(b) demotion or loss of opportunity for promotion;

(c) transfer of duties, change of location of place of work, reduction in wages or change in working hours;

(d) imposition or the administering of any discipline, reprimand or other penalty (including a financial penalty); and

(e) coercion or intimidation.

Complaints by employee

If an employer believes that their employer to have as failed to comply with the provisions of this Act, the employee may make a complaint to the Workplace relations Commission and seek to have the matter be go through the Adjudication process.
A decision of an adjudication officer in relation to a complaint or dispute between an employee and an employer concerning the employee’s entitlement under this Act may include an award of compensation to such a level that the adjudication officer considers just and equitable having regard to all the circumstances but cannot exceed 4 weeks’ remuneration.

Should any decision of the Workplace Relations Commission be appealed to the Labour Court, the Labour Court may similarly make an award of compensation (in favour of the employee concerned to be paid by the employer concerned) of such amount, as the Labour Court considers just and equitable having regard to all the circumstances but not exceeding 4 weeks’ remuneration.

Potential exemption for employers

Employers may be able to receive an exemption from the obligation to pay statutory sick pay, but only on very limited grounds. To do this, an employer must apply to, and receive consent from the Labour Court in order to cease paying statutory sick leave payments.

If the Labour Court agrees to such a proposal by an employer, then the employer can cease paying statutory sick pay for between 3 and 12 months, but it must resume making suck payments after the 12 month period has elapsed.

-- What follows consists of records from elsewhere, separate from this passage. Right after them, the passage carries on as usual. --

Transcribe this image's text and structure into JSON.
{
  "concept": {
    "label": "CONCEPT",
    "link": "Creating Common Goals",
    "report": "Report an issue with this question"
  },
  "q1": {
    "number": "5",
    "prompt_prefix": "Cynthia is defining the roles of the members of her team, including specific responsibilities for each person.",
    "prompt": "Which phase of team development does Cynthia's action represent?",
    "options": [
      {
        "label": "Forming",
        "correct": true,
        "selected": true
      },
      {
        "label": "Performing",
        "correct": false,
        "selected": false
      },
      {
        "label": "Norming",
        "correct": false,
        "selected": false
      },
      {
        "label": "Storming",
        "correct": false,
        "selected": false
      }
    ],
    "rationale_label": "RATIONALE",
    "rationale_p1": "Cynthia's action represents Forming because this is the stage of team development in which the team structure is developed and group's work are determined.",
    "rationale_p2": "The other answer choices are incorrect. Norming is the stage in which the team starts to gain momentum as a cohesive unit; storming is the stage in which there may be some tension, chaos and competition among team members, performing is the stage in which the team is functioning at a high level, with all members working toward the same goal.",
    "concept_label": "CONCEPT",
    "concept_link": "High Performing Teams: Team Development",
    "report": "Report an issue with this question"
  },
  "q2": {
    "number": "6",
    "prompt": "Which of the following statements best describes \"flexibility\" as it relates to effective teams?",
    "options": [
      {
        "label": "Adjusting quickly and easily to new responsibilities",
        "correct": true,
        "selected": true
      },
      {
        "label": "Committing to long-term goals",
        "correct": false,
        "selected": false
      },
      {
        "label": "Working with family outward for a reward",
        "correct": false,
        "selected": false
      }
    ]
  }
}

To avail of the exemption, the employer must demonstrate that:-

(a) their business is experiencing severe financial difficulties; and

(b) an agreement has been reached with their employees, and the employees are consenting to the exemption.
Even if these requirements are not met, the Labour Court may still grant an exemption if satisfied that the employer informed its employees of its financial difficulties, and sought to reach agreement with them, and that if the employer was required to pay statutory sick pay, the viability of the business would be affected, or a significant number of employees would have to be laid-off or made redundant.

Given the periodic changes envisaged under the Act, it would be advisable foe employers to seek advice in relation to any new sick pay scheme they intend to implement in line with the provisions of the Act.

Speak with an expert employment solicitor

If you require advice on any aspect of employment law, we can help. Visit Employment Law or Contact Us to speak with an expert.

:: George Colley, Associate Solicitor at Augustus Cullen Law Solicitors.

You may also like